Exercise brief: Without the pictures, return each record as it appears.

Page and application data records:

§ §

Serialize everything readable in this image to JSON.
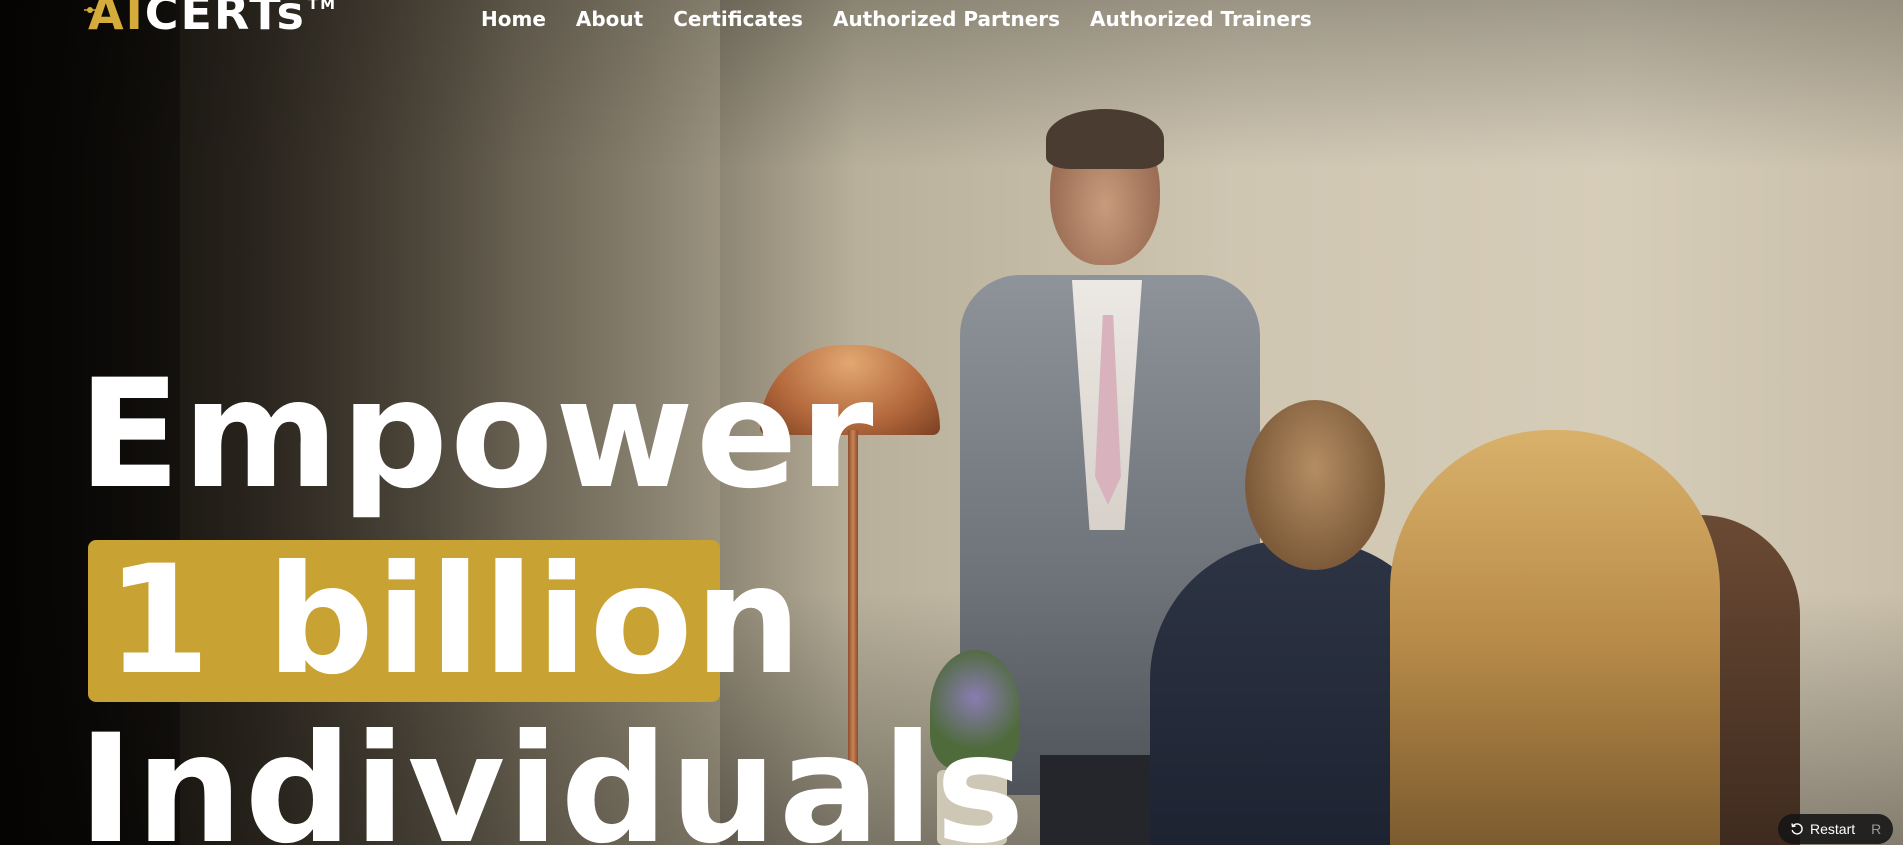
{
  "brand": {
    "logo_part1": "AI",
    "logo_part2": "CERTs",
    "logo_tm": "TM",
    "accent_color": "#d5ab3b"
  },
  "nav": {
    "items": [
      {
        "label": "Home"
      },
      {
        "label": "About"
      },
      {
        "label": "Certificates"
      },
      {
        "label": "Authorized Partners"
      },
      {
        "label": "Authorized Trainers"
      }
    ]
  },
  "hero": {
    "line1": "Empower",
    "line2": "1 billion",
    "line3": "Individuals",
    "highlight_color": "#c9a234"
  },
  "restart_control": {
    "label": "Restart",
    "shortcut": "R",
    "icon": "restart-icon"
  }
}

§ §

Solution for this task:
Serialize everything readable in this image to JSON.
{
  "brand": {
    "logo_part1": "AI",
    "logo_part2": "CERTs",
    "logo_tm": "TM",
    "accent_color": "#d5ab3b"
  },
  "nav": {
    "items": [
      {
        "label": "Home"
      },
      {
        "label": "About"
      },
      {
        "label": "Certificates"
      },
      {
        "label": "Authorized Partners"
      },
      {
        "label": "Authorized Trainers"
      }
    ]
  },
  "hero": {
    "line1": "Empower",
    "line2": "1 billion",
    "line3": "Individuals",
    "highlight_color": "#c9a234"
  },
  "restart_control": {
    "label": "Restart",
    "shortcut": "R",
    "icon": "restart-icon"
  }
}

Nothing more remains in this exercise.